RECORD EXCERPTS
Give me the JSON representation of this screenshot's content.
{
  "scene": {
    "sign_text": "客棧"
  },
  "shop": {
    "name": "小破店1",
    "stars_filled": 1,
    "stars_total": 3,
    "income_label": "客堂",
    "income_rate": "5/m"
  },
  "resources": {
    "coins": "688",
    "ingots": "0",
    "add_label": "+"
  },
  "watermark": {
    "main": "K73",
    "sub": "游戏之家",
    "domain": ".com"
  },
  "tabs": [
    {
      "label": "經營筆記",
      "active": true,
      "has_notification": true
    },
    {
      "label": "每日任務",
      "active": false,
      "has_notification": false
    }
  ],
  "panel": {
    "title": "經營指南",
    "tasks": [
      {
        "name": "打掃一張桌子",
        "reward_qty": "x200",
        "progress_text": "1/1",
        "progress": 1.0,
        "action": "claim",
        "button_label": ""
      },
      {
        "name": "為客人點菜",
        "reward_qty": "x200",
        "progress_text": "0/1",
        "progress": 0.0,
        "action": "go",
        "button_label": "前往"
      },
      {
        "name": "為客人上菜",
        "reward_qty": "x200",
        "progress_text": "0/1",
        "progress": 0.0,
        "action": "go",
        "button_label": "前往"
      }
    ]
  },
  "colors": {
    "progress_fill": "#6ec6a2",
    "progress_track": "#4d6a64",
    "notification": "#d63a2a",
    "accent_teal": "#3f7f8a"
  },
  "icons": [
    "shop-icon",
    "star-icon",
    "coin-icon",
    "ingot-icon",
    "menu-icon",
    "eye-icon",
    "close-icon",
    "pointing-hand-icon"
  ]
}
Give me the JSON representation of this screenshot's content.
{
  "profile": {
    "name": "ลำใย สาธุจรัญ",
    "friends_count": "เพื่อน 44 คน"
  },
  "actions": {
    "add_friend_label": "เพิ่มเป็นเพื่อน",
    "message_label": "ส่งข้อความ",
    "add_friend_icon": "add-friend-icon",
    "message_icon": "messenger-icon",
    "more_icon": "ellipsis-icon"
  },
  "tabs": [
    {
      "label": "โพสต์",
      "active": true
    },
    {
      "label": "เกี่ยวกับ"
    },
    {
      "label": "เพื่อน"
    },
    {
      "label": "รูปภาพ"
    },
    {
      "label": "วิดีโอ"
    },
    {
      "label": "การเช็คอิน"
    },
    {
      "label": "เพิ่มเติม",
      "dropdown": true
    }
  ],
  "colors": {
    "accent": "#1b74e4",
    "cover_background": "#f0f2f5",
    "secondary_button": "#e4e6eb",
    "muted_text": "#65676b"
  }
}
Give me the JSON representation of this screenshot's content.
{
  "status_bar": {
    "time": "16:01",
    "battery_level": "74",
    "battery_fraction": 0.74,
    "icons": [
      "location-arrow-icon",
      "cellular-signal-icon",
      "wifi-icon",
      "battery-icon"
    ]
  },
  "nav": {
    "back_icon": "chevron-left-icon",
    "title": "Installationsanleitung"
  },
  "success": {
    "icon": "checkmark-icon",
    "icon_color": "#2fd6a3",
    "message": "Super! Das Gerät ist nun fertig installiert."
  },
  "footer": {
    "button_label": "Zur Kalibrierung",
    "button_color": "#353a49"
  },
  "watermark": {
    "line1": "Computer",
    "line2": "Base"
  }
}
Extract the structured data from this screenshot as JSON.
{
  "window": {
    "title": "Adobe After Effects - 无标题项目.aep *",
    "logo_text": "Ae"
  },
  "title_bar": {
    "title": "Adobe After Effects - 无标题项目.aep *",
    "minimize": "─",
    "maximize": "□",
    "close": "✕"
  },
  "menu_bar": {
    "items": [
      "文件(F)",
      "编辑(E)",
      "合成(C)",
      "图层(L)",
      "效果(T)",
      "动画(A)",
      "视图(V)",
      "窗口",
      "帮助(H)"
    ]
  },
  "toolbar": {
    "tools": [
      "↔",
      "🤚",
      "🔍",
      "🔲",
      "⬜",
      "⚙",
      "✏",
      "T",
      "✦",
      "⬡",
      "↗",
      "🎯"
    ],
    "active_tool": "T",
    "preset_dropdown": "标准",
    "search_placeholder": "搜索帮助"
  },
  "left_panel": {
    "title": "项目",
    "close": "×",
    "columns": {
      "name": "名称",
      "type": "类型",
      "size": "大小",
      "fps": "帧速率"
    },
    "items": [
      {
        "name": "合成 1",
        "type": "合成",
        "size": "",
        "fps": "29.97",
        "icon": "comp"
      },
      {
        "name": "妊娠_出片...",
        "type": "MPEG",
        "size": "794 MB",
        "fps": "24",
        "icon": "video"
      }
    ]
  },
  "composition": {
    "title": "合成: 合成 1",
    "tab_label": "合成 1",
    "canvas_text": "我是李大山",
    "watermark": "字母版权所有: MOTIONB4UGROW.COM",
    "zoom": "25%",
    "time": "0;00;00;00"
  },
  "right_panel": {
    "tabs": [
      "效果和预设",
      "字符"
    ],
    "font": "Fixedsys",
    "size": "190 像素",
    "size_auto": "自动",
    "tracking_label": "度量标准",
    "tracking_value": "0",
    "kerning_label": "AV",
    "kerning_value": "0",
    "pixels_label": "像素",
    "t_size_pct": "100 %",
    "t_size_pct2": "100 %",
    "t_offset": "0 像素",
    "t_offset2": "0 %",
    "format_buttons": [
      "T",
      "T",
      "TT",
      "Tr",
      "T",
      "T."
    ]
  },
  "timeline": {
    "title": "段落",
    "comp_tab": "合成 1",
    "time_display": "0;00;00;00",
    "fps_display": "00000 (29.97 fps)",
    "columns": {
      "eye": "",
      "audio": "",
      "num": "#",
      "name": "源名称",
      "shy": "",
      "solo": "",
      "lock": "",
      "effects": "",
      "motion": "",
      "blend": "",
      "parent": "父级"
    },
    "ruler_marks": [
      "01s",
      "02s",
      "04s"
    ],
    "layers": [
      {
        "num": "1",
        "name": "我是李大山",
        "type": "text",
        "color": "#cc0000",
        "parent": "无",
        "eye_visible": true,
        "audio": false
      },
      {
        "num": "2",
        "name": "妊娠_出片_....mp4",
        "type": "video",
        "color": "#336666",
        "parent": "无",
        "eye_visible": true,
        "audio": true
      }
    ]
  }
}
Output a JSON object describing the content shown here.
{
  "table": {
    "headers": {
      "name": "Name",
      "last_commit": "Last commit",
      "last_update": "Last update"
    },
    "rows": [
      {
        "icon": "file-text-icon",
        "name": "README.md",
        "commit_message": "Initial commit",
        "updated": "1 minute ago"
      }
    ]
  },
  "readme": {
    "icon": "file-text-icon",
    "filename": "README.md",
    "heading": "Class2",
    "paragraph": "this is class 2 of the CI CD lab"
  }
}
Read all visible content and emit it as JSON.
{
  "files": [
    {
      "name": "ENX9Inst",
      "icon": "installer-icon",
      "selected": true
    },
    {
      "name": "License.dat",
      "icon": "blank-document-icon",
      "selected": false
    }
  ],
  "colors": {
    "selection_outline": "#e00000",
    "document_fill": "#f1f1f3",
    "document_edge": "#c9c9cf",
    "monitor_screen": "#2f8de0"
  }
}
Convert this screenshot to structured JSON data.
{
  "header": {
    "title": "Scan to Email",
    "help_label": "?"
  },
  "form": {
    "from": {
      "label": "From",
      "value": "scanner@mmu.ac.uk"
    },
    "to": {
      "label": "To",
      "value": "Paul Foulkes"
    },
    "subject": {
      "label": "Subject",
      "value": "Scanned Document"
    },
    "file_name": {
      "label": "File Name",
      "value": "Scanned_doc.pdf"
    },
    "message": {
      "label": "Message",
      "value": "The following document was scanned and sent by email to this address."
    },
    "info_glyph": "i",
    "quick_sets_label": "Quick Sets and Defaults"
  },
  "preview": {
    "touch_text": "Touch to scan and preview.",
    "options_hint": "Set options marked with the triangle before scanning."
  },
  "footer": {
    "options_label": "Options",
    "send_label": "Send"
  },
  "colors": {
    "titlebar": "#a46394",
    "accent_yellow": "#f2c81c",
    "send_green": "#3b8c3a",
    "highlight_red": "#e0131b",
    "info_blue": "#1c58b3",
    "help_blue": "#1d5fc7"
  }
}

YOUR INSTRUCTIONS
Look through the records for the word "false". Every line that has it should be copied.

TASK ANSWER
      "active": false,
      "has_notification": false
        "audio": false
      "selected": false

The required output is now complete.